Ecole d’Economie de Paris (PSE)
Sous la direction de Flore Gubert
For decades, economists have been interested in studying why and how agents support each others, giving a special place to the analysis of private income transfers. Recent applications include very diverse topics such as: the analysis of capital accumulation, social cohesion and solidarity, market insurance and interest rates, risk-coping strategies against negative shocks and government policies. The present dissertation analyzes how inter-household transfer decisions, international remittances and intra-household transfers contribute to shape five fundamental aspects of development: (i) social interactions, (ii) market and household work, (iii) spending patterns, (iv) nutrition and (v) health. Three research questions are addressed using applied data from Colombia, Ecuador and Peru, and multiple econometric techniques. First, is there a relationship between inter-household transfer dynamics and distance between donors and receivers? Second, do remittances asymmetrically shape labor supply responses depending on people’s characteristics? Third, do intra-household transfers influence spending patterns, nutrition and health outcomes? Results suggest that private income transfers play a key re-distributive role, shaping agents’ living standards and improving individual and social well-being. In contexts of economic deprivation, where social safety nets are scarce, informality is at stake, institutions are highly fragmented and the public sector is weak, money and in-kind help from other households or individuals constitute crucial livelihood strategies to get through the economic world. Thus, enhancing our understanding of this dimension of social behaviors is a must.

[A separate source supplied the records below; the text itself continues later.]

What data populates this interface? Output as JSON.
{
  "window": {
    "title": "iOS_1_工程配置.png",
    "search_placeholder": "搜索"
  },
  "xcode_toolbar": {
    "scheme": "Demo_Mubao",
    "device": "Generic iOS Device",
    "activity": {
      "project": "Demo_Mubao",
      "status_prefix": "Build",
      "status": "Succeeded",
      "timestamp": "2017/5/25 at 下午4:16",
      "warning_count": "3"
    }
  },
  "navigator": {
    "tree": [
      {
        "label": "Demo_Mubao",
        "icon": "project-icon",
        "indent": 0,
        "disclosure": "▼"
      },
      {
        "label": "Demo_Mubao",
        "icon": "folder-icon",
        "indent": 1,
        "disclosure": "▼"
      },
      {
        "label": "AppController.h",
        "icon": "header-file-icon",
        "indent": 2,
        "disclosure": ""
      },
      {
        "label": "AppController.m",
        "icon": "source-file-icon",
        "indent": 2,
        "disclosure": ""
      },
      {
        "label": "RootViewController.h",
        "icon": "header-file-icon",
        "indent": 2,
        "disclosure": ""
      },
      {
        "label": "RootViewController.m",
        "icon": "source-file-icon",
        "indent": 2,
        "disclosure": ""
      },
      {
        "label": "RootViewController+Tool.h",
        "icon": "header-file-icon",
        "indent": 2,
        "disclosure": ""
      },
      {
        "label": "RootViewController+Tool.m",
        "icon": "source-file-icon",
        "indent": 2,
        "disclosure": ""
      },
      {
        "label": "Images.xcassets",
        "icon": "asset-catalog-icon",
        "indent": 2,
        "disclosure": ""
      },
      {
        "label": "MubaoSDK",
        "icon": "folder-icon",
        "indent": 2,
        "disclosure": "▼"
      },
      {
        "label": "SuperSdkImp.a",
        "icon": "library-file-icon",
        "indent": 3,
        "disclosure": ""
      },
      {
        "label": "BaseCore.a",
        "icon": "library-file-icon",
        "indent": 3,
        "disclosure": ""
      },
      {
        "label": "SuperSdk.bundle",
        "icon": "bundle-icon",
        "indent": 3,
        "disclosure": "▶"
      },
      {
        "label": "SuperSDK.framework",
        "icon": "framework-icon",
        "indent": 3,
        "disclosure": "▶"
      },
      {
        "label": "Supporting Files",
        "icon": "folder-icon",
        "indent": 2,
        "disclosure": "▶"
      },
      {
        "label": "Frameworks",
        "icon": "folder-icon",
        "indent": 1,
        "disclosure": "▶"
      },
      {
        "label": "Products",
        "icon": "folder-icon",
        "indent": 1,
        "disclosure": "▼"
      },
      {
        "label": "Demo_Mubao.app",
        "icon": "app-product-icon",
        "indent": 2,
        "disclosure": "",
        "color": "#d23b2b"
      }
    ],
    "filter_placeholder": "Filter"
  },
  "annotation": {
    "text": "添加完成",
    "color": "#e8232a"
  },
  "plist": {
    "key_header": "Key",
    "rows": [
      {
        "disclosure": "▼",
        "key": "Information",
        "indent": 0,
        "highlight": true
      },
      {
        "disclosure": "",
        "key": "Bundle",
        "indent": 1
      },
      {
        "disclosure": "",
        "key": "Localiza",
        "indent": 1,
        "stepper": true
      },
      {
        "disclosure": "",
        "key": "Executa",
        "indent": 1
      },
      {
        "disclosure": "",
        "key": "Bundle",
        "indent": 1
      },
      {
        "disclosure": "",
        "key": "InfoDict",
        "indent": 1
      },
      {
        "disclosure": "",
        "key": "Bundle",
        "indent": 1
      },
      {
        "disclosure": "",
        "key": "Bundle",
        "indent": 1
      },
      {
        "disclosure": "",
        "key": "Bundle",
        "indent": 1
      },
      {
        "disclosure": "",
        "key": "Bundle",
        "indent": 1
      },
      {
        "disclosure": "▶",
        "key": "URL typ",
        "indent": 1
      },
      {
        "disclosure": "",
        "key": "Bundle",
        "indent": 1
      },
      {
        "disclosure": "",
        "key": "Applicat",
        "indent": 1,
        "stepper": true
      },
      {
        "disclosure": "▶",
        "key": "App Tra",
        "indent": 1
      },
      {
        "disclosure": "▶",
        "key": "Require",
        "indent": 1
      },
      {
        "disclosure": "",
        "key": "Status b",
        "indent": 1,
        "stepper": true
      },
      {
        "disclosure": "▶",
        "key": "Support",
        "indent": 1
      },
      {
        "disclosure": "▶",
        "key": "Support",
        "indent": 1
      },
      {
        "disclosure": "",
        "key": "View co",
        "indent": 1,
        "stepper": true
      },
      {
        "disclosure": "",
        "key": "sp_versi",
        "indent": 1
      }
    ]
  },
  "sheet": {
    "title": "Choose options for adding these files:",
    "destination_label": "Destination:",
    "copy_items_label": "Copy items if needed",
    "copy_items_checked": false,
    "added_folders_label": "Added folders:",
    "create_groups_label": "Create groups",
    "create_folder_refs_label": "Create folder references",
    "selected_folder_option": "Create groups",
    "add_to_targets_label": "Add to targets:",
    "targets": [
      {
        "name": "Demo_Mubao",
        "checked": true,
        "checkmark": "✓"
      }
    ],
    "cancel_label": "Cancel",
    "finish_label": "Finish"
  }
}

Keywords : Private income transfers; Time allocation and labor supply; Remittances; Personal Income, Wealth, and Their Distributions; Altruism; Children; Economics of the Elderly; Health and Economic Development; Provision and Effects of Welfare Programs.